With Geovany Soto likely to be non-tendered, the Rangers are expected to be in the market for a catcher this winter. Buster Olney of ESPN.com mentioned Russell Martin as a possibility earlier this month while Gregor Chisholm of MLB.com reported this week the Rangers could target Blue Jays catchers J.P. Arencibia or John Buck in trades. The Red Sox are already listening to offers for Jarrod Saltalamacchia and Ryan Lavarnway and would have a bigger surplus if they ended up signing Napoli.
The Rockies announced a minor swap of relief pitchers on Monday evening. The Cubs sent lefty Zac Rosscup to the Rockies in exchange for right-hander Matt Carasiti.
Rosscup, 29, was designated for assignment by the Cubs last Thursday. He spent only two-thirds of an inning in the majors this year and has a 5.32 career ERA across 47 1/3 innings. Rosscup has spent most of the season with Triple-A Iowa, posting a 2.60 ERA in 27 2/3 innings.
Carasiti, 25, spent 15 2/3 innings in the majors last year, putting up an ugly 9.19 ERA. With Triple-A Albuquerque this season, he compiled a 2.37 ERA and a 43/13 K/BB ratio in 30 1/3 innings.
The Associated Press reported that on Monday, the U.S. Court of Appeals for the 9th Circuit affirmed a district court ruling which holds that the minor leagues are exempt from federal antitrust law, just like the major leagues.
In 2015, four minor leaguers sued Major League Baseball, alleging that MLB violated antitrust laws with its hiring and employment policies. They accused MLB of “restrain[ing] horizontal competition between and among” franchises and “artificially and illegally depressing” the salaries of minor league players.
The U.S. Court of Appeals said the players failed to state an antitrust claim, as the Curt Flood Act of 1998 exempted Minor League Baseball explicitly from antitrust laws.
This case is separate from the Aaron Senne case in which Major League Baseball is accused of violating the Fair Labor Standards Act. That case was recertified as a class action lawsuit in March.

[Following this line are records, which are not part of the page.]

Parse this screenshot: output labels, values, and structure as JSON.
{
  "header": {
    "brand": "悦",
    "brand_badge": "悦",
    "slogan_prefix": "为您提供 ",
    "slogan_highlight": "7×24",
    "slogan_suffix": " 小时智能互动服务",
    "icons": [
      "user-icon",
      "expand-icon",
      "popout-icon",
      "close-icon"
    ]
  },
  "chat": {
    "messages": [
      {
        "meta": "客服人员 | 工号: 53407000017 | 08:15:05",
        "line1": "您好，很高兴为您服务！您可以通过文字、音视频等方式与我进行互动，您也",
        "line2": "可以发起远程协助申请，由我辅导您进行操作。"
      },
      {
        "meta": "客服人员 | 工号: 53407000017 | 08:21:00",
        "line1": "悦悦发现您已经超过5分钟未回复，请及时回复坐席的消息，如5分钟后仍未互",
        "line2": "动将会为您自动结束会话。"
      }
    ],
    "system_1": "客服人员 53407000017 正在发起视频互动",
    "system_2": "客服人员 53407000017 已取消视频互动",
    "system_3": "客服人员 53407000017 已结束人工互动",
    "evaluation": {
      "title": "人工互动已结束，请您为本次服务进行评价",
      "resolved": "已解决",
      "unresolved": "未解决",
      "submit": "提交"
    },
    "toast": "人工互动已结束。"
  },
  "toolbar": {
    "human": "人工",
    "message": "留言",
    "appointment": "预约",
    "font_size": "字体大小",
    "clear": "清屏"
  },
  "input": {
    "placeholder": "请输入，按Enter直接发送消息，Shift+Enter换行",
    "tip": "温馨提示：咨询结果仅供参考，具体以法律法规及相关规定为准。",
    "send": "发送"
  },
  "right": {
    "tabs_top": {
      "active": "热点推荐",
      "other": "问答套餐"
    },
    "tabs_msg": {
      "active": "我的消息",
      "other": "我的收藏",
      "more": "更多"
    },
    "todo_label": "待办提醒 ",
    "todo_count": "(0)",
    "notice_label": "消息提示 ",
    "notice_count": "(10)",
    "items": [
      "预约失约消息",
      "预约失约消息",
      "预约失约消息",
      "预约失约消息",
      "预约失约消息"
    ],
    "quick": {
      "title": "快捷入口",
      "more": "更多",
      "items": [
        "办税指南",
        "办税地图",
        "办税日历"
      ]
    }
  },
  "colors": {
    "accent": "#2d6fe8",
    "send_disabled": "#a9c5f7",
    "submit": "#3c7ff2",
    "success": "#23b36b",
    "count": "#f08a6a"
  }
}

In December, Major League Baseball established a political action committee (PAC), which came months after two members of Congress sought to change language in the FLSA so that minor league players could continue to be paid substandard wages.